Given a plant to care for, elderly nursing home residents live longer. That simple classic experiment (1) highlights…
That experiment shows the power of having an ikigai, or a sense of purpose. Whether it is a plant to care for, grandkids to watch, or a book to write, having a sense of purpose will not go away, even if technology ends up replacing us.
How do we get a sense of purpose? That’s the million-dollar question, isn’t it? I can’t tell you what your sense of purpose is, but I can share with you some ways to find your sense of purpose:
- On Saturdays, when you have nothing you need to do, what do you choose to do? What would you spend your time doing if you had the choice?
- When you were young, what did you love to do? You might say playing with Lego or playing video games. These aren’t purposes, but they may hint at a purpose. For example, playing with Lego might mean you were meant to design or architect structures. Or that you like to piece together small components together (could be components of a strategy, could be different people together into a cohesive team, could be coaching kids on a sports team).
- What do you spend a lot of money or time on? Examine your credit card statement over the course of a few months.

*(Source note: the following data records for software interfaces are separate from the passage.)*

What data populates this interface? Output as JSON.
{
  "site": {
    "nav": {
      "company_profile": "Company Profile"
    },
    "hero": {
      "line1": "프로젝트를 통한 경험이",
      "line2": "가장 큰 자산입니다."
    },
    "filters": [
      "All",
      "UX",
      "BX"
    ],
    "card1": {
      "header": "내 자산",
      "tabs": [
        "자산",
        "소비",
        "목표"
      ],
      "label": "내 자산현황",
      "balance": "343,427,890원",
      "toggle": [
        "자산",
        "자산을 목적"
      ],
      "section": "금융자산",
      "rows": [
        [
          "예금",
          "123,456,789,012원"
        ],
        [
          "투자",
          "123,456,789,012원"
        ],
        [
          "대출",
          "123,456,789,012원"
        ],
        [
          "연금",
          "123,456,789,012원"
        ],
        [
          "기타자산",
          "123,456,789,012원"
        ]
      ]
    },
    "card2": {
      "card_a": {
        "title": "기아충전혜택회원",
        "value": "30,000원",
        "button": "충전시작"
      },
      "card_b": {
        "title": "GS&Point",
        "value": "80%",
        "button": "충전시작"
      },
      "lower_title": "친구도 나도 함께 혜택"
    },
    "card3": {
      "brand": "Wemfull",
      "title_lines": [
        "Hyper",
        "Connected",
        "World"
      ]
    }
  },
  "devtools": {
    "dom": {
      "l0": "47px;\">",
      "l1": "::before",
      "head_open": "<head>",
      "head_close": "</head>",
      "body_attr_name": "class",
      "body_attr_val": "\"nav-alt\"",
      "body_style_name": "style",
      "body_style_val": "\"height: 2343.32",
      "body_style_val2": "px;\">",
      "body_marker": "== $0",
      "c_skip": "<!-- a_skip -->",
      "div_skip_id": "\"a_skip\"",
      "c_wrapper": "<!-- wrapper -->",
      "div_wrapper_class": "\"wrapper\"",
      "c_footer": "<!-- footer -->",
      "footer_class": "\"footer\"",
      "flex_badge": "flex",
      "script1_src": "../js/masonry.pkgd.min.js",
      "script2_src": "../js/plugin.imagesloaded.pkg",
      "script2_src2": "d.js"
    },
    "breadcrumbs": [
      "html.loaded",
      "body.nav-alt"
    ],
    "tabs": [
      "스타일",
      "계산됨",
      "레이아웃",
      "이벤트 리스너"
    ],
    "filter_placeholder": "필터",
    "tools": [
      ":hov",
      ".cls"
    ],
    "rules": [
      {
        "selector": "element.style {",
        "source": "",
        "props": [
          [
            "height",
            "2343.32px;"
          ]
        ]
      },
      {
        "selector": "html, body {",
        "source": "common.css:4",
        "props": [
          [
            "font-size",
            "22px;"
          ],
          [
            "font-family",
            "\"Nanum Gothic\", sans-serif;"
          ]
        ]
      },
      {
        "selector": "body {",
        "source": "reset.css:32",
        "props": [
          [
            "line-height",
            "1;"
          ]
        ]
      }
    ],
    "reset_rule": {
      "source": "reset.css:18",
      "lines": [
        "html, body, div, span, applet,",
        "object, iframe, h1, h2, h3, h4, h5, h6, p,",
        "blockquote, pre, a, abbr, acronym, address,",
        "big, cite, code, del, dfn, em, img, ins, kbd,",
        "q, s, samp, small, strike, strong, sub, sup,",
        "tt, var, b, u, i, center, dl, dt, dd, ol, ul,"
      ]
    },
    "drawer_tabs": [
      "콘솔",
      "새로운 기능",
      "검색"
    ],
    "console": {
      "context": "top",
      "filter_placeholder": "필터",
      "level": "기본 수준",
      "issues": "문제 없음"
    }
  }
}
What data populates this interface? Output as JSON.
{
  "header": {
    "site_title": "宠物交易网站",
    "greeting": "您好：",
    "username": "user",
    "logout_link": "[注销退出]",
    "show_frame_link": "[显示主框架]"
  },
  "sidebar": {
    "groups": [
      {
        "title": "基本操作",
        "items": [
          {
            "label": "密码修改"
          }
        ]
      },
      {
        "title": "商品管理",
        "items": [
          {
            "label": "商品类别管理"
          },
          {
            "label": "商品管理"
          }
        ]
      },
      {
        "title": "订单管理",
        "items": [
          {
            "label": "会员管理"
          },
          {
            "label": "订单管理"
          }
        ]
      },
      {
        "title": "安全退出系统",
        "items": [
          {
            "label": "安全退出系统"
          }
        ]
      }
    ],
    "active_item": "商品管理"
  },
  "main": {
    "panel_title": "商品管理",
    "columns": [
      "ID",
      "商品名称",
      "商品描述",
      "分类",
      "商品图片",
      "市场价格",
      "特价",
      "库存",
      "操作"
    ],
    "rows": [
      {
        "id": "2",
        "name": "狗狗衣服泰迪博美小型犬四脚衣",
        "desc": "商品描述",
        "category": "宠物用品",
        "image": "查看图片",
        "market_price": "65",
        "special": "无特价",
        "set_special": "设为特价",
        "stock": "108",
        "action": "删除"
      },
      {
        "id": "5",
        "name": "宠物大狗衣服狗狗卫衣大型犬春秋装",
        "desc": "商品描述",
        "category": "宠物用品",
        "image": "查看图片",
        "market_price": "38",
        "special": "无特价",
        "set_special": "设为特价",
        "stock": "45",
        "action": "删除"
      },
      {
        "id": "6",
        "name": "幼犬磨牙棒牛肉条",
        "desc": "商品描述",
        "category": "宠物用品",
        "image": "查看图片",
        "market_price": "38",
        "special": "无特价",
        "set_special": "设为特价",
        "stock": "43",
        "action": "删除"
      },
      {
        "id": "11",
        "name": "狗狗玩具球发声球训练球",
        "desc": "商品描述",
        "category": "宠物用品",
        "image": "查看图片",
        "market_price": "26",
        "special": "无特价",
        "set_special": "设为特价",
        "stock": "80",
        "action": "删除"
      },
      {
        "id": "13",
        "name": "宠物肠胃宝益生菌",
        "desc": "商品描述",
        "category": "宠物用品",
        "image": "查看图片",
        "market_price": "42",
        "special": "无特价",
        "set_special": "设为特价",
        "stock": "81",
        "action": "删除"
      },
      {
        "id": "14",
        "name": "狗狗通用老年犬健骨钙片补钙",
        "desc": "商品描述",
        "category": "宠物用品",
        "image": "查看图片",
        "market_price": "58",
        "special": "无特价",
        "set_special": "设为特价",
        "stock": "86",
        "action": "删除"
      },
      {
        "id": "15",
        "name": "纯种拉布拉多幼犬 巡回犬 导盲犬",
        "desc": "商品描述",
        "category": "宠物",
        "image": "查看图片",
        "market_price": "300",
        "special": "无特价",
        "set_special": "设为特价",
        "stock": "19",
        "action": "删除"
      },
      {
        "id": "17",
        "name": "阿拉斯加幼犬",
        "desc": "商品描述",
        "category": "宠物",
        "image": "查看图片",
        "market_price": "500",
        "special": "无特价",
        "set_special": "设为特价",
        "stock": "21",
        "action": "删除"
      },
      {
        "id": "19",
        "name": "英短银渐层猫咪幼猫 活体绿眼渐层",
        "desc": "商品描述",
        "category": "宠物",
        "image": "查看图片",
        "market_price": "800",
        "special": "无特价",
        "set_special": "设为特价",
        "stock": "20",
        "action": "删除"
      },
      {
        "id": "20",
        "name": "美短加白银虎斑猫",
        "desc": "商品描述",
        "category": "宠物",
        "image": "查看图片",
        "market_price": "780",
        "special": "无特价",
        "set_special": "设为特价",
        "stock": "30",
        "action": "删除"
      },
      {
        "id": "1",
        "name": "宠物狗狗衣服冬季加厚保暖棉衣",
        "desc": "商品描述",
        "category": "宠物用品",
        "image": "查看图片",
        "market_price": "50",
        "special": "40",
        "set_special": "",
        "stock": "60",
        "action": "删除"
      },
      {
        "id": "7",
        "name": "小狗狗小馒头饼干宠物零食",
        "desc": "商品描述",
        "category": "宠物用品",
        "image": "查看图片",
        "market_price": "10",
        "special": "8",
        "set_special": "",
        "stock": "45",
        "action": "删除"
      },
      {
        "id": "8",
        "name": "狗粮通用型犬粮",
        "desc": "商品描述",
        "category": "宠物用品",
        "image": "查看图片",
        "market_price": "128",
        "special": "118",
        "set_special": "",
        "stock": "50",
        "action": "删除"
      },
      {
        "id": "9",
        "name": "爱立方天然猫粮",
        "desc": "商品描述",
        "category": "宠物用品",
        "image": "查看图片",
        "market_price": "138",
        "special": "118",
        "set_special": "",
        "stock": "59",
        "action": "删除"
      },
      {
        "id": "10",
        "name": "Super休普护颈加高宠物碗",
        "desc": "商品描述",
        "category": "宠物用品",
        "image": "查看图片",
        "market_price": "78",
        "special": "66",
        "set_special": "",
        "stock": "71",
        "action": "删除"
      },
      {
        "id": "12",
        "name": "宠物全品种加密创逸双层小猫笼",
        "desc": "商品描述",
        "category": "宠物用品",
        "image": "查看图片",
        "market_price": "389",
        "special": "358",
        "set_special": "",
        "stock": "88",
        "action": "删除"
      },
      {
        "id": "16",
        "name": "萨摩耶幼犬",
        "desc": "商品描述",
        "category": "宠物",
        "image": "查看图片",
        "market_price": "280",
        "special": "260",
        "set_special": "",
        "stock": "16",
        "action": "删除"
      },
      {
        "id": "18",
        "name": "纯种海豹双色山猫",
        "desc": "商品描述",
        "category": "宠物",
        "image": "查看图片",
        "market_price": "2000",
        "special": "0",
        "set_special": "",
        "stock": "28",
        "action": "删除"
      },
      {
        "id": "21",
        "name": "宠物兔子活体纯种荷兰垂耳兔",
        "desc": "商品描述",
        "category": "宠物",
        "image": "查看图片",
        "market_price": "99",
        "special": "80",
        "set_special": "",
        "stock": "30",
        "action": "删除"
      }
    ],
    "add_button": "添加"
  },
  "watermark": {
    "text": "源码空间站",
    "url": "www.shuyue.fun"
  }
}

What do you spend a lot of money on, aside from the usual commitments — rent, food, car payments, insurance, etc. Do you spend a lot of money on books? Video games? Nutritional supplements? Loose leaf tea?
Let me clarify — your sense of purpose may change. Many entrepreneurs for example make millions or billions, and then decide that they want to use their money to do social good. I’m saying that having a sense of purpose will not change. You have a purpose now (maybe not a good sense of what that is, but you’re moving forward). You will have a purpose later.
One way to think about your long-term goals is to think about what could change. Your money situation would be different. Where you live and work could be different. If you spend a lot of time and money, immersing yourself in your town, but then end up in a different town a decade from now, you likely aren’t going to feel good about yourself. So instead of focusing on the change, focus instead on what will not change. Specifically:
- Your family and relationships
- Your health
- Having a sense of purpose
When you know what will not change in the long-term, you can afford to invest a lot of time and energy into those areas of your life.
Speaking of the long-term, I recently published a book called Strategies for Long-Term Success, where I outline the specific strategies I used to be a bit better at life over ten years. If you’re interested, please check it out. If you are interested in a free copy, you can check out my gumroad page where you can pay whatever you want.